[WORK TO COMPLETE]: Set down every entry once more, character for character.

[DATASET EXTRACT]:
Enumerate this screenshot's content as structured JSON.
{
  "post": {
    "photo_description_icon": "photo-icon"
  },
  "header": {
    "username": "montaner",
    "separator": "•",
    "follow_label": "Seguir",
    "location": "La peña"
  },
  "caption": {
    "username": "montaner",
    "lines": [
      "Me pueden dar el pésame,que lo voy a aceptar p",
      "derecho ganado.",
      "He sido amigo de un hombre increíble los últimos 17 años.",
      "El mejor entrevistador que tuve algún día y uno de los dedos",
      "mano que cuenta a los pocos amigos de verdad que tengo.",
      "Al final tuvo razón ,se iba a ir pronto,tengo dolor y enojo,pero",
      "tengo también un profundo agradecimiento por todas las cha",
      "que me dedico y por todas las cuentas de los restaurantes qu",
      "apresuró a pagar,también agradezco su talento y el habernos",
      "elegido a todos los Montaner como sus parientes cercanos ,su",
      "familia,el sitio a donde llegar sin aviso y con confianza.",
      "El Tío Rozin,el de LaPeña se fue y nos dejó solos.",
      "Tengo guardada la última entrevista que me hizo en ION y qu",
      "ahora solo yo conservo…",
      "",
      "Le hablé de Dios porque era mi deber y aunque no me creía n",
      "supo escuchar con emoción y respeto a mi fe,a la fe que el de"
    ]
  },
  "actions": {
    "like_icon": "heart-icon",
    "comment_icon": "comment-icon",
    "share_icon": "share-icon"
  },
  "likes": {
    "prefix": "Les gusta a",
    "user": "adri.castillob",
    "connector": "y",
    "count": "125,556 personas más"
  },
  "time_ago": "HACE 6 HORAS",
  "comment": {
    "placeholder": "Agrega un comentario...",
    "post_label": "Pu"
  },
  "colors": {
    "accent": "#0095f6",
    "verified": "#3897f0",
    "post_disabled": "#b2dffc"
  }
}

[RESULT]:
Enumerate this screenshot's content as structured JSON.
{
  "post": {
    "photo_description_icon": "photo-icon"
  },
  "header": {
    "username": "montaner",
    "separator": "•",
    "follow_label": "Seguir",
    "location": "La peña"
  },
  "caption": {
    "username": "montaner",
    "lines": [
      "Me pueden dar el pésame,que lo voy a aceptar p",
      "derecho ganado.",
      "He sido amigo de un hombre increíble los últimos 17 años.",
      "El mejor entrevistador que tuve algún día y uno de los dedos",
      "mano que cuenta a los pocos amigos de verdad que tengo.",
      "Al final tuvo razón ,se iba a ir pronto,tengo dolor y enojo,pero",
      "tengo también un profundo agradecimiento por todas las cha",
      "que me dedico y por todas las cuentas de los restaurantes qu",
      "apresuró a pagar,también agradezco su talento y el habernos",
      "elegido a todos los Montaner como sus parientes cercanos ,su",
      "familia,el sitio a donde llegar sin aviso y con confianza.",
      "El Tío Rozin,el de LaPeña se fue y nos dejó solos.",
      "Tengo guardada la última entrevista que me hizo en ION y qu",
      "ahora solo yo conservo…",
      "",
      "Le hablé de Dios porque era mi deber y aunque no me creía n",
      "supo escuchar con emoción y respeto a mi fe,a la fe que el de"
    ]
  },
  "actions": {
    "like_icon": "heart-icon",
    "comment_icon": "comment-icon",
    "share_icon": "share-icon"
  },
  "likes": {
    "prefix": "Les gusta a",
    "user": "adri.castillob",
    "connector": "y",
    "count": "125,556 personas más"
  },
  "time_ago": "HACE 6 HORAS",
  "comment": {
    "placeholder": "Agrega un comentario...",
    "post_label": "Pu"
  },
  "colors": {
    "accent": "#0095f6",
    "verified": "#3897f0",
    "post_disabled": "#b2dffc"
  }
}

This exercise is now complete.